This would depend upon what you felt was the original objective of the 2017 season to begin with.  If you are looking at the season from the perspective of a team trying to make the playoffs, then yes, this is a colossal failure. But the real purpose of the 2017 season was to evaluate what the Phillies had on the Major League level already, while prospects continue to develop in the minors.

We knew that the following were simple placeholders for later, and not parts of the long-term solution: Benoit, Neshek, Jeremy HellicksonClay Buchholz, Kendrick, and Saunders.  How they perform (or do not) are only relevant to the future in that they may be traded for some future considerations.  Some will not (Buchholz) and others may stay all year (see above).

Then there were the players that the Phillies needed to know if they were part of the long-term solution: Tommy JosephCesar Hernandez, Andrew Knapp, Hector Neris, Edubray Ramos, Joely Rodriguez, Zach Eflin, Jerad Eickhoff, Aaron Altherr, and to a certain extent Maikel Franco and Aaron Nola.  The Phillies have prospects that could play the positions these players currently play (except for Franco) and the Phillies needed a clearer picture of where they were going.

Falling somewhere in between include Cameron Rupp, Jeanmar Gomez, and Freddy Galvis as players that could go either way.

The Phillies have a boatload of prospects still developing.  Some will work out and some will not.  Some of the players currently on the roster may work out and some will not.  If the Phillies can get to the end of the 2017 season and can come up with some definitive answers about any of the players not in the veteran category, then consider this season a success.

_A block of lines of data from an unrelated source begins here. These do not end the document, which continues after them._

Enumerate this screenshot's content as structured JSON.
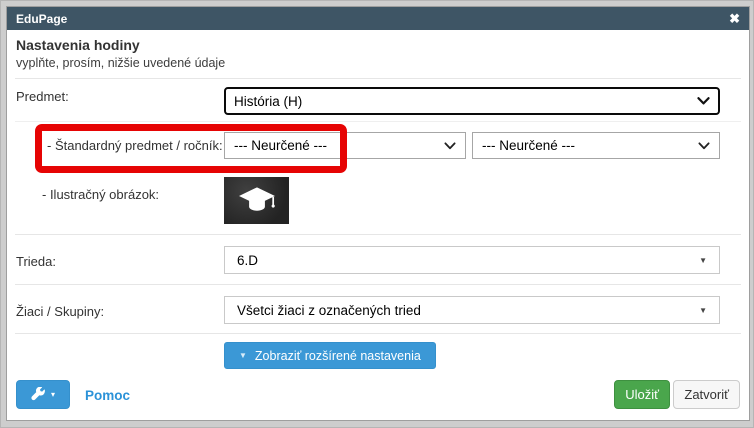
{
  "titlebar": {
    "title": "EduPage",
    "close_glyph": "✖"
  },
  "header": {
    "title": "Nastavenia hodiny",
    "subtitle": "vyplňte, prosím, nižšie uvedené údaje"
  },
  "form": {
    "subject": {
      "label": "Predmet:",
      "value": "História (H)"
    },
    "standard_subject": {
      "label": "- Štandardný predmet / ročník:",
      "subject_value": "--- Neurčené ---",
      "grade_value": "--- Neurčené ---"
    },
    "illustration": {
      "label": "- Ilustračný obrázok:",
      "image_name": "graduation-cap-chalkboard"
    },
    "class": {
      "label": "Trieda:",
      "value": "6.D"
    },
    "students": {
      "label": "Žiaci / Skupiny:",
      "value": "Všetci žiaci z označených tried"
    }
  },
  "actions": {
    "advanced_toggle": "Zobraziť rozšírené nastavenia",
    "help": "Pomoc",
    "save": "Uložiť",
    "close": "Zatvoriť"
  },
  "icons": {
    "triangle_down": "▼",
    "caret_down": "▾"
  },
  "annotation": {
    "type": "red-highlight-rectangle",
    "color": "#e60404",
    "highlights": "Štandardný predmet / ročník field"
  },
  "colors": {
    "titlebar_bg": "#3e5565",
    "accent_blue": "#3b98d6",
    "save_green": "#4aa64c",
    "link_blue": "#2b92d8"
  }
}
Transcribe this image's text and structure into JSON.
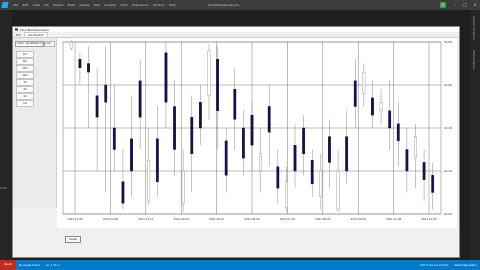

It could be way worse: the New York Mets were supposed to contend for the National League East and had their sights on the World Series.  The dream starting rotation is mostly hurt, and the Mets are talking fire sale instead of gearing up for a playoff run.  High expectations, low output.  That would be much worse.